** Opening SUPPLIED RECORDS block **

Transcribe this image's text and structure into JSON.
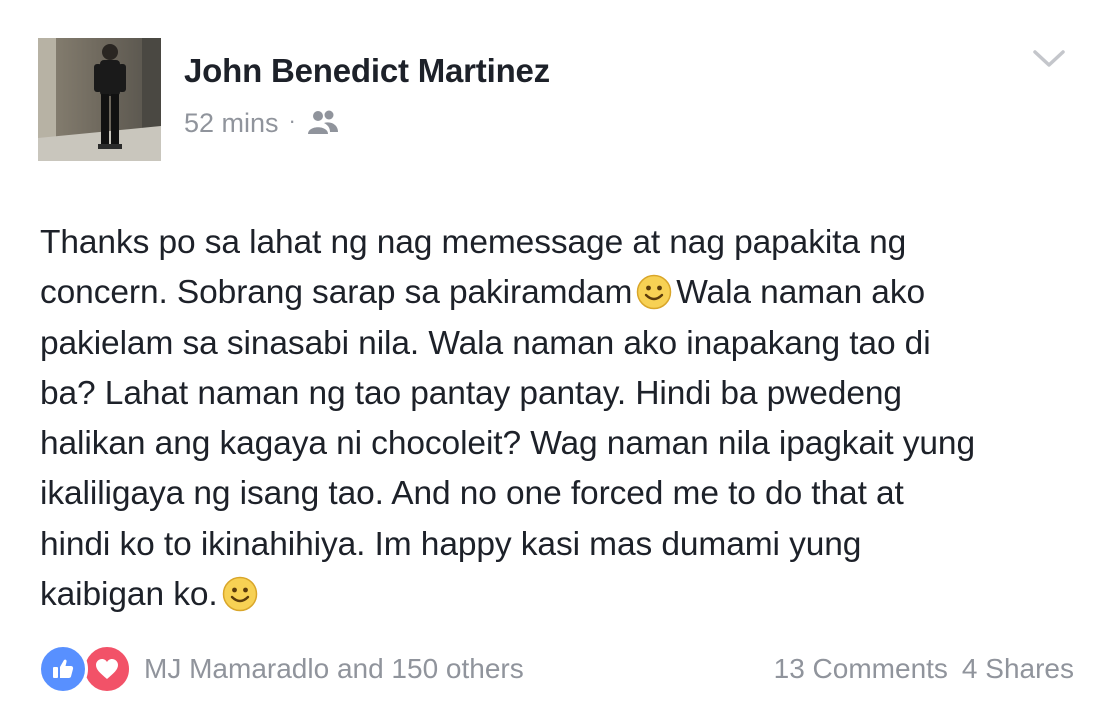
{
  "post": {
    "author": {
      "name": "John Benedict Martinez"
    },
    "timestamp": "52 mins",
    "separator": "·",
    "audience_icon": "friends-icon",
    "menu_icon": "chevron-down-icon",
    "text_lines": [
      "Thanks po sa lahat ng nag memessage at nag papakita ng",
      "concern. Sobrang sarap sa pakiramdam",
      "Wala naman ako",
      "pakielam sa sinasabi nila. Wala naman ako inapakang tao di",
      "ba? Lahat naman ng tao pantay pantay. Hindi ba pwedeng",
      "halikan ang kagaya ni chocoleit? Wag naman nila ipagkait yung",
      "ikaliligaya ng isang tao. And no one forced me to do that at",
      "hindi ko to ikinahihiya. Im happy kasi mas dumami yung",
      "kaibigan ko."
    ],
    "emoji": "smile-emoji"
  },
  "footer": {
    "reaction_icons": [
      "like-icon",
      "love-icon"
    ],
    "reactors": "MJ Mamaradlo and 150 others",
    "comments": "13 Comments",
    "shares": "4 Shares"
  },
  "colors": {
    "text": "#1d2129",
    "muted": "#90949c",
    "like": "#5890ff",
    "love": "#f25268",
    "emoji": "#f7d154"
  }
}
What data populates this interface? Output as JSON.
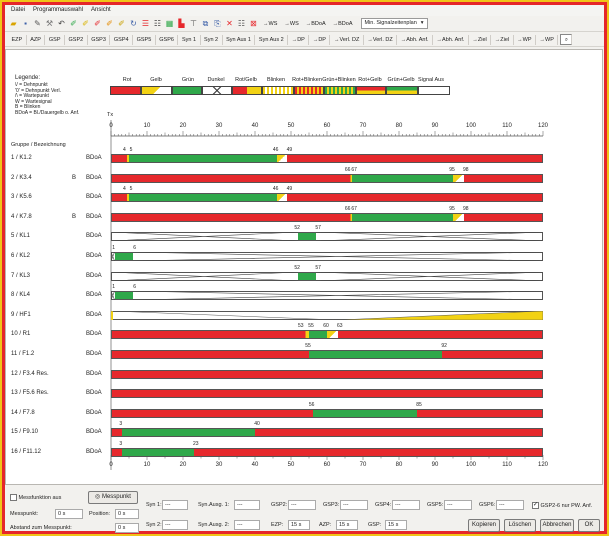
{
  "menu": [
    "Datei",
    "Programmauswahl",
    "Ansicht"
  ],
  "toolbar1": {
    "texts": [
      "→WS",
      "→WS",
      "→BDoA",
      "→BDoA"
    ],
    "select": "Min. Signalzeitenplan"
  },
  "toolbar2": [
    "EZP",
    "AZP",
    "GSP",
    "GSP2",
    "GSP3",
    "GSP4",
    "GSP5",
    "GSP6",
    "Syn 1",
    "Syn 2",
    "Syn Aus 1",
    "Syn Aus 2",
    "→DP",
    "→DP",
    "→Verl. DZ",
    "→Verl. DZ",
    "→Abh. Anf.",
    "→Abh. Anf.",
    "→Ziel",
    "→Ziel",
    "→WP",
    "→WP"
  ],
  "legend": {
    "title": "Legende:",
    "lines": [
      "\\/ = Dehnpunkt",
      "'0' = Dehnpunkt Verl.",
      "/\\ = Wartepunkt",
      "W = Wartesignal",
      "B = Blinken",
      "BDoA = Bl./Dauergelb o. Anf."
    ],
    "columns": [
      "Rot",
      "Gelb",
      "Grün",
      "Dunkel",
      "Rot/Gelb",
      "Blinken",
      "Rot+Blinken",
      "Grün+Blinken",
      "Rot+Gelb",
      "Grün+Gelb",
      "Signal Aus"
    ]
  },
  "axis": {
    "unit": "Tx",
    "ticks": [
      "0",
      "10",
      "20",
      "30",
      "40",
      "50",
      "60",
      "70",
      "80",
      "90",
      "100",
      "110",
      "120"
    ],
    "group_header": "Gruppe / Bezeichnung"
  },
  "rows": [
    {
      "label": "1 / K1.2",
      "b": "",
      "mode": "BDoA",
      "type": "rg",
      "green": [
        5,
        46
      ],
      "marks": [
        "4",
        "5",
        "46",
        "49"
      ],
      "markpos": [
        4,
        5,
        46,
        49
      ]
    },
    {
      "label": "2 / K3.4",
      "b": "B",
      "mode": "BDoA",
      "type": "rg",
      "green": [
        67,
        95
      ],
      "marks": [
        "66",
        "67",
        "95",
        "98"
      ],
      "markpos": [
        66,
        67,
        95,
        98
      ]
    },
    {
      "label": "3 / K5.6",
      "b": "",
      "mode": "BDoA",
      "type": "rg",
      "green": [
        5,
        46
      ],
      "marks": [
        "4",
        "5",
        "46",
        "49"
      ],
      "markpos": [
        4,
        5,
        46,
        49
      ]
    },
    {
      "label": "4 / K7.8",
      "b": "B",
      "mode": "BDoA",
      "type": "rg",
      "green": [
        67,
        95
      ],
      "marks": [
        "66",
        "67",
        "95",
        "98"
      ],
      "markpos": [
        66,
        67,
        95,
        98
      ]
    },
    {
      "label": "5 / KL1",
      "b": "",
      "mode": "BDoA",
      "type": "dg",
      "green": [
        52,
        57
      ],
      "marks": [
        "52",
        "57"
      ],
      "markpos": [
        52,
        57
      ]
    },
    {
      "label": "6 / KL2",
      "b": "",
      "mode": "BDoA",
      "type": "dg",
      "green": [
        1,
        6
      ],
      "marks": [
        "1",
        "6"
      ],
      "markpos": [
        1,
        6
      ]
    },
    {
      "label": "7 / KL3",
      "b": "",
      "mode": "BDoA",
      "type": "dg",
      "green": [
        52,
        57
      ],
      "marks": [
        "52",
        "57"
      ],
      "markpos": [
        52,
        57
      ]
    },
    {
      "label": "8 / KL4",
      "b": "",
      "mode": "BDoA",
      "type": "dg",
      "green": [
        1,
        6
      ],
      "marks": [
        "1",
        "6"
      ],
      "markpos": [
        1,
        6
      ]
    },
    {
      "label": "9 / HF1",
      "b": "",
      "mode": "BDoA",
      "type": "hf",
      "green": [],
      "marks": [],
      "markpos": []
    },
    {
      "label": "10 / R1",
      "b": "",
      "mode": "BDoA",
      "type": "rg",
      "green": [
        55,
        60
      ],
      "marks": [
        "53",
        "55",
        "60",
        "63"
      ],
      "markpos": [
        53,
        55,
        60,
        63
      ]
    },
    {
      "label": "11 / F1.2",
      "b": "",
      "mode": "BDoA",
      "type": "rg",
      "green": [
        55,
        92
      ],
      "marks": [
        "55",
        "92"
      ],
      "markpos": [
        55,
        92
      ]
    },
    {
      "label": "12 / F3.4 Res.",
      "b": "",
      "mode": "BDoA",
      "type": "rg",
      "green": [],
      "marks": [],
      "markpos": []
    },
    {
      "label": "13 / F5.6 Res.",
      "b": "",
      "mode": "BDoA",
      "type": "rg",
      "green": [],
      "marks": [],
      "markpos": []
    },
    {
      "label": "14 / F7.8",
      "b": "",
      "mode": "BDoA",
      "type": "rg",
      "green": [
        56,
        85
      ],
      "marks": [
        "56",
        "85"
      ],
      "markpos": [
        56,
        85
      ]
    },
    {
      "label": "15 / F9.10",
      "b": "",
      "mode": "BDoA",
      "type": "rg",
      "green": [
        3,
        40
      ],
      "marks": [
        "3",
        "40"
      ],
      "markpos": [
        3,
        40
      ]
    },
    {
      "label": "16 / F11.12",
      "b": "",
      "mode": "BDoA",
      "type": "rg",
      "green": [
        3,
        23
      ],
      "marks": [
        "3",
        "23"
      ],
      "markpos": [
        3,
        23
      ]
    }
  ],
  "bottom": {
    "messfunktion": "Messfunktion aus",
    "messpunkt_btn": "Messpunkt",
    "messpunkt_label": "Messpunkt:",
    "messpunkt_val": "0 s",
    "position_label": "Position:",
    "position_val": "0 s",
    "abstand_label": "Abstand zum Messpunkt:",
    "abstand_val": "0 s",
    "syn1": "Syn 1:",
    "syn1_val": "---",
    "synaus1": "Syn.Ausg. 1:",
    "synaus1_val": "---",
    "syn2": "Syn 2:",
    "syn2_val": "---",
    "synaus2": "Syn.Ausg. 2:",
    "synaus2_val": "---",
    "gsp2": "GSP2:",
    "gsp2_val": "---",
    "gsp3": "GSP3:",
    "gsp3_val": "---",
    "gsp4": "GSP4:",
    "gsp4_val": "---",
    "gsp5": "GSP5:",
    "gsp5_val": "---",
    "gsp6": "GSP6:",
    "gsp6_val": "---",
    "gsp26": "GSP2-6 nur PW. Anf.",
    "ezp": "EZP:",
    "ezp_val": "15 s",
    "azp": "AZP:",
    "azp_val": "15 s",
    "gsp": "GSP:",
    "gsp_val": "15 s",
    "kopieren": "Kopieren",
    "loeschen": "Löschen",
    "abbrechen": "Abbrechen",
    "ok": "OK"
  },
  "colors": {
    "red": "#e6282c",
    "green": "#2fa84a",
    "yellow": "#f2d214",
    "frame": "#e5262a"
  }
}
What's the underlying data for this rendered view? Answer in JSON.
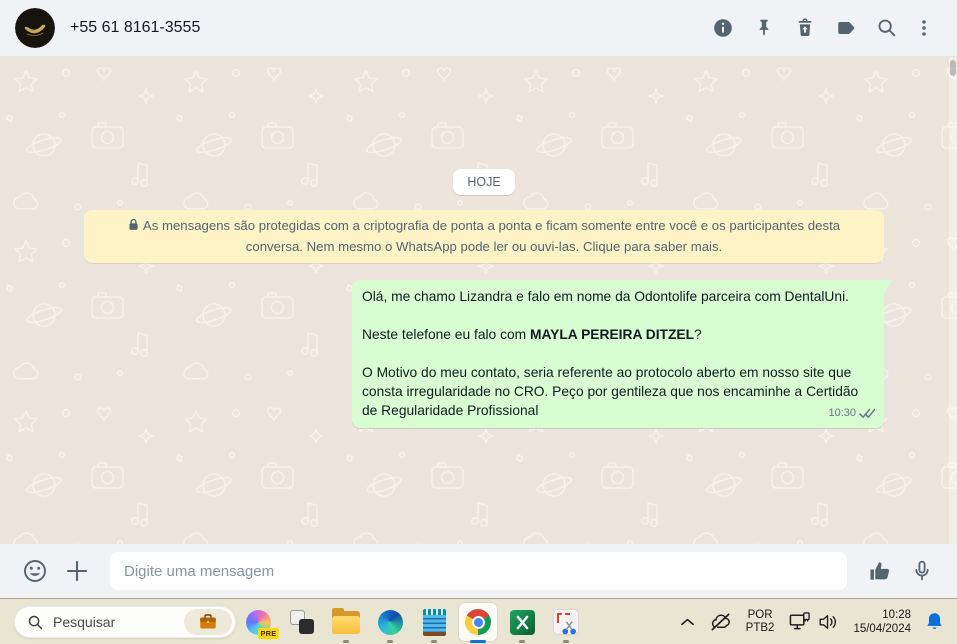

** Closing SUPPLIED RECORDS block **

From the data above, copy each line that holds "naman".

      "Wala naman ako",
      "pakielam sa sinasabi nila. Wala naman ako inapakang tao di",
      "ba? Lahat naman ng tao pantay pantay. Hindi ba pwedeng",
      "halikan ang kagaya ni chocoleit? Wag naman nila ipagkait yung",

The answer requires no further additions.